Would you not be better off selling copies of the book via Amazon as a Marketplace trader, rather than as a retail supplier? That way, although the book would be showing out of stock in Amazon’s main inventory, it would show up in the ‘new and second hand’ listings. And I’m guessing you’d be able to set the price as you liked, and Amazon would add their standard postage rate (£2.75 for books, based on past purchases) to any orders placed, which would cover the padded envelope + postage and then a bit?
(The above is all guesswork as I haven’t been in that position myself, so there may be flaws in the logic…)
April 14, 2012 at 7:28 am
I’d not considered that. I’ll look into it.
April 14, 2012 at 11:50 am
“I’ve also tried selling books on Amazon Marketplace, but given that I have to price them so low to get sales, and that Amazon take off around £2.80 in fees, many of them I’ve sold at a loss.”
Take your unwanted stuff to an Oxfam shop, Ian – Oxfam books on West Street, for example. At least then some truly needy people benefit, as opposed to Amazon execs.
April 14, 2012 at 8:38 pm
Sounds like they’re making things difficult for you to “encourage” the use of their print on demand services.
I hear more and more about Amazon’s dubious business practices towards small publishers these days. It’s unsettling.
I hope you will find other and less difficult ways to sell the Whippleshield books.
April 15, 2012 at 8:38 pm
(a tangent — i.e. not related to the post)
Ian, I’ll be finished my PhD qualifying exams in a few days and will suddenly have TONS of free time. I want to read a few history of science fiction monographs. Do you know of any particularly good ones? Thanks so much!
April 16, 2012 at 9:59 am
Trillion Year Sprees by Brian Aldiss is probably the best one.
April 17, 2012 at 2:47 am
Have you heard of this one?
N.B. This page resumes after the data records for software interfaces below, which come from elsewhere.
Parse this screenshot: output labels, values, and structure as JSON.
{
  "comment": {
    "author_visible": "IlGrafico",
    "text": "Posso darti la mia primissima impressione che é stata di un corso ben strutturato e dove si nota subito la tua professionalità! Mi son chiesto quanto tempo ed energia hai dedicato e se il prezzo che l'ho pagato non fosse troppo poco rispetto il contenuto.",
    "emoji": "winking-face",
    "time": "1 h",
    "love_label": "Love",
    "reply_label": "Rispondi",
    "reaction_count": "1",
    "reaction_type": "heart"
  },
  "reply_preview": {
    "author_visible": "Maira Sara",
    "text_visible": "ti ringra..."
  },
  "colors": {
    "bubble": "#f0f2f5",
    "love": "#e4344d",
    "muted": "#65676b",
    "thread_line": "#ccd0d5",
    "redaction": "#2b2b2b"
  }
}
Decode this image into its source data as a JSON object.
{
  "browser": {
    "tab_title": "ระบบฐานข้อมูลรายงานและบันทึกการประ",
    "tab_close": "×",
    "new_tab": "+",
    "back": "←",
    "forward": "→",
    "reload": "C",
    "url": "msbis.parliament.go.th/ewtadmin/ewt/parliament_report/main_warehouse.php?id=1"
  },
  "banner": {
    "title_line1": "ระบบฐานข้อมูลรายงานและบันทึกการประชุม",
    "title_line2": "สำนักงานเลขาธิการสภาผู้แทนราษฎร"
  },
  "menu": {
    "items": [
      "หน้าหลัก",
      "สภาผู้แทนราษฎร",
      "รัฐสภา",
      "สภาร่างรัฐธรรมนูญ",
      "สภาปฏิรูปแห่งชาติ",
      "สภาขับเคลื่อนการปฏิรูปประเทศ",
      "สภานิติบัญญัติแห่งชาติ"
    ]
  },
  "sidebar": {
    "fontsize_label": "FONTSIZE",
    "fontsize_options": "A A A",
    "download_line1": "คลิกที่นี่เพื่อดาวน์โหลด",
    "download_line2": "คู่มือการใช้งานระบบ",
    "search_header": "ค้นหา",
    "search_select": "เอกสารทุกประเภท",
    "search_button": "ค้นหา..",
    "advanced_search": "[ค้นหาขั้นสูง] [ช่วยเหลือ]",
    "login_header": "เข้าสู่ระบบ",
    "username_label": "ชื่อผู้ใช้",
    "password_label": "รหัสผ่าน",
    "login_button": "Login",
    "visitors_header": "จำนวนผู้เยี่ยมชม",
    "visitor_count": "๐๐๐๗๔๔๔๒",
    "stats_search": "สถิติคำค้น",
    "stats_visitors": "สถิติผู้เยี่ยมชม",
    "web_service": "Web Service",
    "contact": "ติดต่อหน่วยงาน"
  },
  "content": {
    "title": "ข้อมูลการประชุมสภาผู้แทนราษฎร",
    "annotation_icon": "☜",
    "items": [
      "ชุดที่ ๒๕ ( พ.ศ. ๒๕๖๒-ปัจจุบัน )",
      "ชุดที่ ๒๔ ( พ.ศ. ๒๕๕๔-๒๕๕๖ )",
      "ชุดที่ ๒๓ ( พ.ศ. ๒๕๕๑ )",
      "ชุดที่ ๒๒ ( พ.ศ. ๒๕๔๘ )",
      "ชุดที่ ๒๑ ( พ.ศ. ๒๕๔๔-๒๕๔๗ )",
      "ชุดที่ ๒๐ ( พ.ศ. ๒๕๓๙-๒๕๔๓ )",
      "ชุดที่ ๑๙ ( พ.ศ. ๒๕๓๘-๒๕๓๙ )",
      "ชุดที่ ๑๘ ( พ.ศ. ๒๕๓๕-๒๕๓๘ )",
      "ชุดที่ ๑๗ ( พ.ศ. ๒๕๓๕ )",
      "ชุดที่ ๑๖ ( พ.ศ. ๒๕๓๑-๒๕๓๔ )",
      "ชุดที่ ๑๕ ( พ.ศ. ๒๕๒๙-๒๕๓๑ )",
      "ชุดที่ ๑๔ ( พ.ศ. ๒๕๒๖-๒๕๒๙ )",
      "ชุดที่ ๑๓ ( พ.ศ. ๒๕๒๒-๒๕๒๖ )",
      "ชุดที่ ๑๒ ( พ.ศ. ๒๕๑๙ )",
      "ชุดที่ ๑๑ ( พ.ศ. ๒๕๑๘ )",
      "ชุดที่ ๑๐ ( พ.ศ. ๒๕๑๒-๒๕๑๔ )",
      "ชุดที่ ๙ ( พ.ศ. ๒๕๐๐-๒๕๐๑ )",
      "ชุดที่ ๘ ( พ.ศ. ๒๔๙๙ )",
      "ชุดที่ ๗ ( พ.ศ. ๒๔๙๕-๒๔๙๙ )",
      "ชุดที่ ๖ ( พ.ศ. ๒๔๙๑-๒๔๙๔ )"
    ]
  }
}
Seems somewhat more scholarly…
April 17, 2012 at 6:19 am
If it’s by Adam Roberts, it’ll be worth a read. He knows his stuff.